Informed consent is a concept which attempts to capture and convey what is regarded as the appropriate relationship between researcher and research participant. Definitions have traditionally emphasised respect for autonomy and the right to self-determination of the individual. However, the meaning of informed consent and the values on which it is based are grounded in society and the practicalities of social relationships. As society changes, so too do the meaning and practice of informed consent. In this paper, we trace the ways in which the meaning and practice of informed consent has changed over the last 35 years with reference to four qualitative studies of parenting and children in the UK which we have undertaken at different points in our research careers. We focus in particular on the shifting boundaries between the professional and personal, and changing expressions of agency and power in a context of heightened perceptions of risk in everyday life. We also discuss developments in information and communication technologies as a factor in changing both the formal requirements for and the situated practicalities of obtaining informed consent. We conclude by considering the implications for informed consent of both increasing bureaucratic regulation and increasingly sophisticated information and communication technologies and suggest strategies for rethinking and managing ‘consent’ in qualitative research practice.
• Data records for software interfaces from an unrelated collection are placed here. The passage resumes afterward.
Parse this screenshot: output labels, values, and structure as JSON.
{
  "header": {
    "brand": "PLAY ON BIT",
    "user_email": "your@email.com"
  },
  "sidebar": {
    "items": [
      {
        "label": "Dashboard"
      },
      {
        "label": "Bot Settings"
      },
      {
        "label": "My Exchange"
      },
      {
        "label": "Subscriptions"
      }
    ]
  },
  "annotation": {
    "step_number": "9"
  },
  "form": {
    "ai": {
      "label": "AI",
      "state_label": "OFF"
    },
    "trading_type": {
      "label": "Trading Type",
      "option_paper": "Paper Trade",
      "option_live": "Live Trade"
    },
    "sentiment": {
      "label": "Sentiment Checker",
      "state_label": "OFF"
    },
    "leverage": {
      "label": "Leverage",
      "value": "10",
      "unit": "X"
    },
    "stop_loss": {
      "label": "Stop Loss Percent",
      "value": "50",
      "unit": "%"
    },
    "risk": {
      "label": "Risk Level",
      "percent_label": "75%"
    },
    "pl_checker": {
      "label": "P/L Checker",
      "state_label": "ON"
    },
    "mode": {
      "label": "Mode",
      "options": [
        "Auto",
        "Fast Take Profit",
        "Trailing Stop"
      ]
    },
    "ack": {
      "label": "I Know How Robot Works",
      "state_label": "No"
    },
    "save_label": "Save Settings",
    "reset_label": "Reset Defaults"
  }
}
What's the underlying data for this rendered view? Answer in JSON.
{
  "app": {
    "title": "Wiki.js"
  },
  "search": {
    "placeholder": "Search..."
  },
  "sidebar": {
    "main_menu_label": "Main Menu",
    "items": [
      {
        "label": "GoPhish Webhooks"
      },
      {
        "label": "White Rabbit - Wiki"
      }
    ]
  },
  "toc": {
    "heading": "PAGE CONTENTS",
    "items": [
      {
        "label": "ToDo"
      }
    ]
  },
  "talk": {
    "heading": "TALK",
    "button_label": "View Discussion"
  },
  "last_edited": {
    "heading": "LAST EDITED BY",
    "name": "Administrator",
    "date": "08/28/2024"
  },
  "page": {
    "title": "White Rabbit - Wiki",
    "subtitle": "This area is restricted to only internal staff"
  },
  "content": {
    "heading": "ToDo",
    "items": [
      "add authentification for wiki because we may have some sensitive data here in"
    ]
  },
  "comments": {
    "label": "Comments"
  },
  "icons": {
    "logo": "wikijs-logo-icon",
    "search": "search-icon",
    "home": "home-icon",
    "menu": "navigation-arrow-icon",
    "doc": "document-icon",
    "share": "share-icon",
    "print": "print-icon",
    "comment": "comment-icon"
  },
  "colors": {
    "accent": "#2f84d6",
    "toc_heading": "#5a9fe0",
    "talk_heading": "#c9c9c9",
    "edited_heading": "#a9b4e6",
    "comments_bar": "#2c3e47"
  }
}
Across social science disciplines there has been a growth in narrative research—the so called ‘narrative turn’. This turn echoes broader shifts associated with more complex social worlds, epistemological challenges and feminist responses. Narrative research typically involves exploring individual, subjective experiences through interview-based research, but can also range across researching group and organisational dynamics to document-based analysis. In this chapter the question of what constitutes narrative research is explored and illuminated using data from a qualitative longitudinal study on transition to first-time motherhood. The importance of developing a theoretical rationale when choosing a narrative research approach, together with suggested ways of analysing data once collected, is noted. Researching individual accounts of subjective experience and transitions as a feminist researcher provides opportunities, but challenges too.